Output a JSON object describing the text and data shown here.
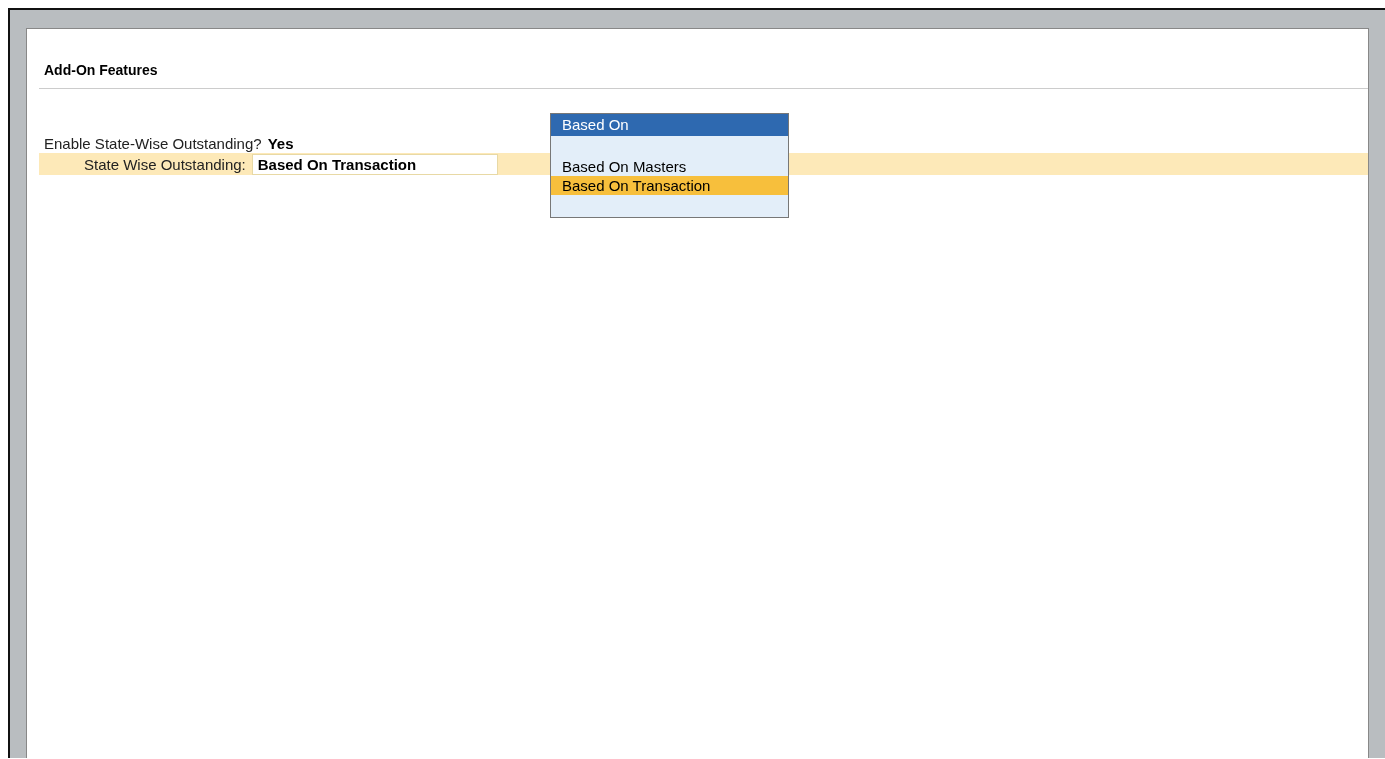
{
  "section_title": "Add-On Features",
  "fields": [
    {
      "label": "Enable State-Wise Outstanding?",
      "value": "Yes",
      "kind": "plain",
      "selected": false
    },
    {
      "label": "State Wise Outstanding:",
      "value": "Based On Transaction",
      "kind": "field",
      "selected": true
    }
  ],
  "dropdown": {
    "title": "Based On",
    "options": [
      {
        "label": "Based On Masters",
        "selected": false
      },
      {
        "label": "Based On Transaction",
        "selected": true
      }
    ]
  }
}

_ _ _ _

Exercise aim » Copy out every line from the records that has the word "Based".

Exercise answer »
      "value": "Based On Transaction",
    "title": "Based On",
        "label": "Based On Masters",
        "label": "Based On Transaction",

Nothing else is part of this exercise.